**Assignment**
Where the string "JSON" occurs in a line of the entries below, copy that line.

**Provided data**
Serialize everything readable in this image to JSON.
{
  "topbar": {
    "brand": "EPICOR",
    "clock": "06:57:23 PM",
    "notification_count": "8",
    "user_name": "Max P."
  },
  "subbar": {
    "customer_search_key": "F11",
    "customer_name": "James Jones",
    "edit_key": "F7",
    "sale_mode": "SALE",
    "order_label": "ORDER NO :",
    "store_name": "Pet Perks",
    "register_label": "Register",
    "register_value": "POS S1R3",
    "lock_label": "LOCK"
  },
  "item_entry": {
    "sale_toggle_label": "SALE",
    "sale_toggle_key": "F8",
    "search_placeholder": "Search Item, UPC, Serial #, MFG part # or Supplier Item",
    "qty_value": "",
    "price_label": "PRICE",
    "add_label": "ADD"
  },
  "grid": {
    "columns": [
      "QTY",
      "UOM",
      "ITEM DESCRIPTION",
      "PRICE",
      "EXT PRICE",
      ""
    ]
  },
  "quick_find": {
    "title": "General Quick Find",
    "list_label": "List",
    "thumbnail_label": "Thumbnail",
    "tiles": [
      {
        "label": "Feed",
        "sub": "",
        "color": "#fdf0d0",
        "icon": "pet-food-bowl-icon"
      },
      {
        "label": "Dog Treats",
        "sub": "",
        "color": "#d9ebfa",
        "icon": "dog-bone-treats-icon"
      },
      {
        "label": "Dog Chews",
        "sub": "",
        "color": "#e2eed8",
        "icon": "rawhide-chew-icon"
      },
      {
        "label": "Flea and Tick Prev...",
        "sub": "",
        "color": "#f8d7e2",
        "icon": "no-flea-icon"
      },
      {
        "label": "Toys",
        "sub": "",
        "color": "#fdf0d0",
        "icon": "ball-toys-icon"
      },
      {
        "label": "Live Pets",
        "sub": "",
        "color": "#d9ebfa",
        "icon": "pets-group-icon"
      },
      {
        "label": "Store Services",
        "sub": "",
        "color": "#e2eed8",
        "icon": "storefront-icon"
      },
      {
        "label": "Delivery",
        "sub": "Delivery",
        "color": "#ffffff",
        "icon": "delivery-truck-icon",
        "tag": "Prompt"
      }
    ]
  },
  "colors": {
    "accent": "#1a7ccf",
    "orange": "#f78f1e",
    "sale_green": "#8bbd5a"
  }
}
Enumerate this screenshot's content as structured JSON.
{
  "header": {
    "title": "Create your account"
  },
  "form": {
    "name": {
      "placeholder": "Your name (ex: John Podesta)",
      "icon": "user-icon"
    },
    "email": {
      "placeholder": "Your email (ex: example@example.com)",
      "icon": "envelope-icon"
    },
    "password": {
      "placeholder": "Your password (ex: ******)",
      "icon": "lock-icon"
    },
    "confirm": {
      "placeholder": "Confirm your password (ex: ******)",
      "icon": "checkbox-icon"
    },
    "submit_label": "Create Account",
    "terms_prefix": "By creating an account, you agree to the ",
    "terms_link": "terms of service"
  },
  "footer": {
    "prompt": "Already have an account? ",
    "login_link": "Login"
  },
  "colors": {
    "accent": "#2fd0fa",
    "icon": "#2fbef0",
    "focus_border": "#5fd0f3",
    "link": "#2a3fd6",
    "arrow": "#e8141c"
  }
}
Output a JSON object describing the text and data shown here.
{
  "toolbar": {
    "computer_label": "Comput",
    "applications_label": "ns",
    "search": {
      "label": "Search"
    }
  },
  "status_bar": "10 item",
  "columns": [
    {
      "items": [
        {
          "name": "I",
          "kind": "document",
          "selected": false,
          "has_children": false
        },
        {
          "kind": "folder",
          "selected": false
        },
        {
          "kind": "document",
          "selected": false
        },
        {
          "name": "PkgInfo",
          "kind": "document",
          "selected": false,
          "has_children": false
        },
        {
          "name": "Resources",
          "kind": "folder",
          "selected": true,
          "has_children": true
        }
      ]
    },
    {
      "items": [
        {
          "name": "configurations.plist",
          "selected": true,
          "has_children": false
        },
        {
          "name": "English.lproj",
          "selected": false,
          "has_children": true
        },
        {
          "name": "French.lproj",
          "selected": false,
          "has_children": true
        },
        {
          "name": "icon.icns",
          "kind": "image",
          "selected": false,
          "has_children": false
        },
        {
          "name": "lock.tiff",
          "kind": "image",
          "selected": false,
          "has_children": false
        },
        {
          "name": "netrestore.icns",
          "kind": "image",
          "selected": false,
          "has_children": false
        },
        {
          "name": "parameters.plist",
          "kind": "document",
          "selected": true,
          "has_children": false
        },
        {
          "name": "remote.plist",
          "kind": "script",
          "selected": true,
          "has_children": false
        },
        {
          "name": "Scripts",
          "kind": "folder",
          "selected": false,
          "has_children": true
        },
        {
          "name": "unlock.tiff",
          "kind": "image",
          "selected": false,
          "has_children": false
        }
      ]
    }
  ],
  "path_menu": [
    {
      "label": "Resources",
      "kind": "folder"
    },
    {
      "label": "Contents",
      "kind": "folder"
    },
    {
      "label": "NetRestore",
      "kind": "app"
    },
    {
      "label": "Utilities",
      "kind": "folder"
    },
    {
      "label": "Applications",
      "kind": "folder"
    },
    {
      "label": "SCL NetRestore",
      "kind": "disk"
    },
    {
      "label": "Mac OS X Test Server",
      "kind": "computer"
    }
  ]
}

**The answer**
Serialize everything readable in this image to JSON.
Enumerate this screenshot's content as structured JSON.
Output a JSON object describing the text and data shown here.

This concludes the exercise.